Wednesday, November 27, 2013

Pale Ale Tasting

For the past few months now, I've had the chance to brew with a number of interesting hop varieties, some of which are experimental and haven't been released to the public. Others are like this hop, Columbia, which has been around for decades but has never seen the light of day. If your not familiar with this hop, there is a good reason why. Apparently, this variety was developed for AB back in the Seventies, in an attempt to create a cultivar that was similar to Fuggles; but it was shelved to obscurity when the AB brew master selected Willamette as their hop of choice. You can read more about the story of these two hops, here and here.

Anyways, a while back, I got a hold of few ounces of Columbia and having previously heard how nice, yet, unappreciated these hops are, I knew I had to use them in a solo-brew. After going back and forth over the recipe, I settled on a basic pale ale, using just Pale Malt (Durst) and around 5% UK medium crystal. Hopping was all Columbia, with additions at 60, 20, 10, and knockout. Yeast was WLP090 San Diego Super, which is fast becoming my favorite yeast for hop-forward, US style beers. In the end, I got a nice beer out of it.

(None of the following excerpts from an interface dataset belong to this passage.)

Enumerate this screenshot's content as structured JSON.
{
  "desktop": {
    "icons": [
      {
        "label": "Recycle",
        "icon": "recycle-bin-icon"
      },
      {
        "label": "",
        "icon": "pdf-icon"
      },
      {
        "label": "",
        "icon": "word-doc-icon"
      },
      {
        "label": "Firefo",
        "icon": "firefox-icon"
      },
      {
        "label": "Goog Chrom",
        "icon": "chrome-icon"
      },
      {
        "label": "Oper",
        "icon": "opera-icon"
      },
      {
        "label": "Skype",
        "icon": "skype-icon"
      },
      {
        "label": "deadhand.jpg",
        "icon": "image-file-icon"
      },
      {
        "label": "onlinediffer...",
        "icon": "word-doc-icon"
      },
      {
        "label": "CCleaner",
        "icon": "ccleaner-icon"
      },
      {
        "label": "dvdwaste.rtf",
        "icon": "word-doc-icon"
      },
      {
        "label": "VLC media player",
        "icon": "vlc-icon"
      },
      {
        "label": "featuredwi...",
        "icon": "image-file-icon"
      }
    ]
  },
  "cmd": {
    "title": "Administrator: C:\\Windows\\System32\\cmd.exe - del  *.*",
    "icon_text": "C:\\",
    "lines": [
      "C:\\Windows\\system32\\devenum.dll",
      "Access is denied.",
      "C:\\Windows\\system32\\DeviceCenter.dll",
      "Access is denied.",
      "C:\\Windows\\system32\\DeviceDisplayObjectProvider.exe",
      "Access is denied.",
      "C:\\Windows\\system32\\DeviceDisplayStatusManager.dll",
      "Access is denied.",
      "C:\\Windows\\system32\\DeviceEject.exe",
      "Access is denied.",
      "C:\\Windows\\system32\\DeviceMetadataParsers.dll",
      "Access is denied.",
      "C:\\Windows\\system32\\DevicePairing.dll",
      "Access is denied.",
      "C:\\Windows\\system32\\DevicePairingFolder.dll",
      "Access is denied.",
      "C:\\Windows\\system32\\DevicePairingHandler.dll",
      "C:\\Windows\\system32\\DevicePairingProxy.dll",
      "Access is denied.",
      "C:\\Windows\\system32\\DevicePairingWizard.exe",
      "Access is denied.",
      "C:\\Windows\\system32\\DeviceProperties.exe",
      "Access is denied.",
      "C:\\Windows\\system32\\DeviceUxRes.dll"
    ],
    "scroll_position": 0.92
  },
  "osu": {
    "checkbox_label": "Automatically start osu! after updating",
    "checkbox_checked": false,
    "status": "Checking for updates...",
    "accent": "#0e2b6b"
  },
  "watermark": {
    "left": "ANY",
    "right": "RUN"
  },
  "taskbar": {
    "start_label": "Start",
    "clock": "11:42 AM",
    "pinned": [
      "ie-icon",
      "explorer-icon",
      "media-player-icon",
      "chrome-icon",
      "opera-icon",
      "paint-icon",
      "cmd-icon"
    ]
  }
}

Deep Water ain't bad either...
Columbia: American Pale Ale

Appearance - Pours a slightly hazy, light amber color with a thin, foamy head that leaves nice lacing.

Aroma - First impression is of an earthy and floral hop character with notes of lemon peel and pine needles. The malt is bready and sweet.

Taste - Somewhat restrained hops; sweet citrus, earthy pine, and herbs. The malt character is neutral-bready and has some caramel flavor. Bitterness is smooth, medium-high, and the yeast is clean. A well balanced beer.

Mouthfeel - Carbonation is low and the beer has a pleasant, medium mouthfeel.

Drinkability & Notes - Overall, just a nice and sessionable pale ale. The Columbia hops have a pleasant earthy-citrus character that is not unlike Willamette - no surprise there - but the intensity is greater and the flavors are more pungent. They don't have the same citrus character as the big "C" hops, although I could see them finding a special place among the myriad of hoppy craft beers. I would certainly use them again... although as part of a blend. I bet they would go great with Cascade and some of the floral, lighter flavored UK varieties. If you can find some of these hops, give them a try.

O:G: 1.048, F:G: 1.010. 5.0% ABV. 28 IBU. WLP090.

Monday, November 18, 2013

New Hop, Old Favorite

Back when I was drinking my way around the UK, one of the first English IPAs that I tried was Caladonia's Deuchars IPA. While most people these days would be hard pressed to consider anything under 6% abv worthy of the name IPA, back then Deuchars was a very nice beer with its floral, citrusy hops and diminutive 3.8-4.4% stature. For an evening spent at the pub, you could drink a lot of the stuff and the casks always seemed to be in good shape. That said, I always thought it tasted best after a few pints. Regardless, I've been wanting to brew an IPA along the same lines as Deuchars for a long time now and I'm finally ready to give it a go.

The recipe I am using is very simple, a mix of Maris Otter and Golden Promise with a small amount of torrified wheat and medium crystal. I want the beer to have a nice malt background, but without the heavy caramel flavors that many English IPA's seem to have these days. Also, as I will be keeping the gravity low (1.045), I want to keep the focus of the beer on the hops, which are a new UK variety from Charles Faram that had its first planting in 2012. Named Jester, this hop is supposed to showcase some of the fruity, citrusy, and "new-world" aromas and flavors found in American and Southern Hemisphere varieties. From what little info I could find, the only commercial beer that has been brewed with these hops so far (that I know of) was Moor's Empire Strikes Back and tasting notes from that beer indicate that it largely lives up to its intended character.  We'll see how it does in my beer. As for the yeast, I'll be using my favorite, WLP006 Bedford Bitter and using a fair amount of sulfate for the water, with a final profile around 150ppm sulfate, 30ppm chloride, and very low alkalinity. Should be good.
Galaxy-Nelson Session
Jester IPA: English IPA

Recipe Specifics:
Batch Size (Gal): 5.00
Total Grain (Lbs): 8.75
Anticipated OG: 1.045
Anticipated FG: 1.010
Anticipated SRM: 6
Anticipated IBU: 42
Efficiency: 70%
Boil Time: 60 Minutes

51.4% - 4.50 lbs. Pale Malt, Golden Promise
40.0% - 3.50 lbs. Pale Malt, Maris Otter
5.7%  - 0.50 lbs. Torrified Wheat
2.9%  - 0.25 lbs. Crystal 55L

0.50 oz. Challenger @ 60 min for 14 IBU
1.00 oz. Jester @ 20 min for 15 IBU
1.50 oz. Jester @ 10 min for 13 IBU
3.00 oz. Jester @ flameout

Yeast: WhiteLabs 006 Bedford Bitter
Mash 154F for 60 min
Brewed on 17 November